- Not trusting. You or your partner refuse to believe the other or feel entitled to invade their privacy.
- Dishonest. You or your partner lie, omit, or obscure facts.
- Taking control. You or your partner takes steps to suggest that one’s desires and choices are more important than another’s.
- Isolating. Your partner restricts your contact with other people, either in person or online.
- Pressured into sexual activity. One partner uses pressure or guilt against another to coerce them into sexual acts or reproductive choices.
- Ignoring boundaries. It’s assumed or implied that only one partner is responsible for making informed decisions.
- Unequal economically. Finances aren’t discussed. Financial decisions are made unilaterally or it’s assumed that only one partner is in charge of finances.
A relationship is abusive when your partner:
- Communicates harmfully. Your partner communicates or in a way that is hurtful, threatening, insulting, or demeaning.
- Mistreats the other. Your partner doesn’t respect your thoughts, feelings, decisions, opinions, or physical safety.
- Makes untrue accusations.
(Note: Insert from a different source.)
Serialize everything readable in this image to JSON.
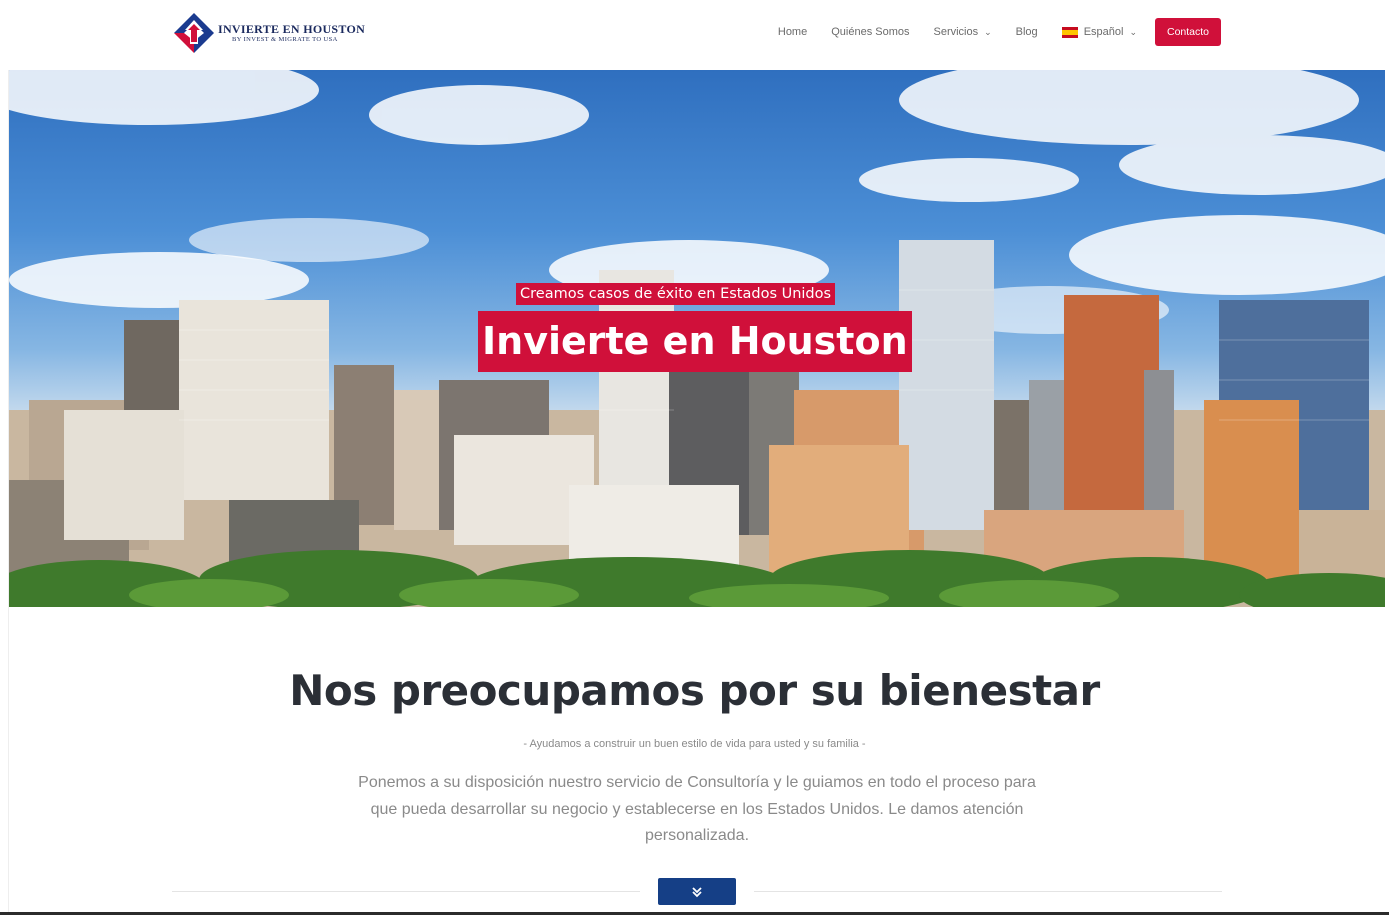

Your partner accuses you of cheating or breaking the boundaries of your relationship. Your partner may escalate by creating situations where you need to “prove” your trustworthiness, like handing over your social media passwords.
- Controls the other. There’s no equality in your relationship. One partner makes decisions without the other’s input, or makes all of the decisions in certain parts of the relationship, like finances.
- Isolates the other. Your partner controls where you travel, who you talk to, or how you spend your time. This often includes physical or emotional isolation from your family and friends.
- Forces sexual activity or controls reproductive choices. Your partner forces or pressures you to engage in sexual activity you don’t want to. Your partner controls your reproductive choices by sabotaging birth control, or by pressuring you to have or not have children.
- Controls finances. Your partner controls the money and access to resources, including preventing you from earning an income or accessing their own income. Having an open, respectful dialogue about finances is not an option.
- Manipulates children. Your partner uses your children to gain power and control over you, including telling them lies or baseless criticisms about you.
Posts on relationship skills
Parts of Healthy Relationships
Open, honest communication should be part of every healthy relationship. The guidelines below can help open up the channels of communication between you and your partner. If you're in an unhealthy or abusive relationship, use these tips with caution. You know your relationship best. If any of these tips would put you in danger, we…Read More
Everyone deserves to be in a healthy relationship where both partners are treated like equals, all the time. Equality can mean different things to different partners; what matters most is how you and your partner define it for your relationship on an ongoing basis. It's important to communicate openly about the balance in your relationship,…Read More
Consent is about open, honest communication. Consent is a mutual agreement about what people want to experience. When it comes to consent, the phrase “no means no” doesn't really provide a complete picture because it puts the responsibility on one person to resist or accept. People communicate in different ways that they're not comfortable with…Read More
Trust is an important part of a healthy relationship, but it’s something that many people struggle with, for a lot of different reasons. What does trust mean? Trusting someone means that you think they are reliable, you have confidence in them and you feel safe with them physically and emotionally. Trust is something that two…Read More
Healthy Conflict Resolution
Conflicts, such as verbal disagreements and arguments, happen in every relationship. While conflict is normal, it could also be a sign that parts of your relationship aren’t working. Healthy communication skills are the key to resolving conflict respectfully. When conflict arises, the tips below can help you resolve these arguments in a healthy way: Conflict…Read More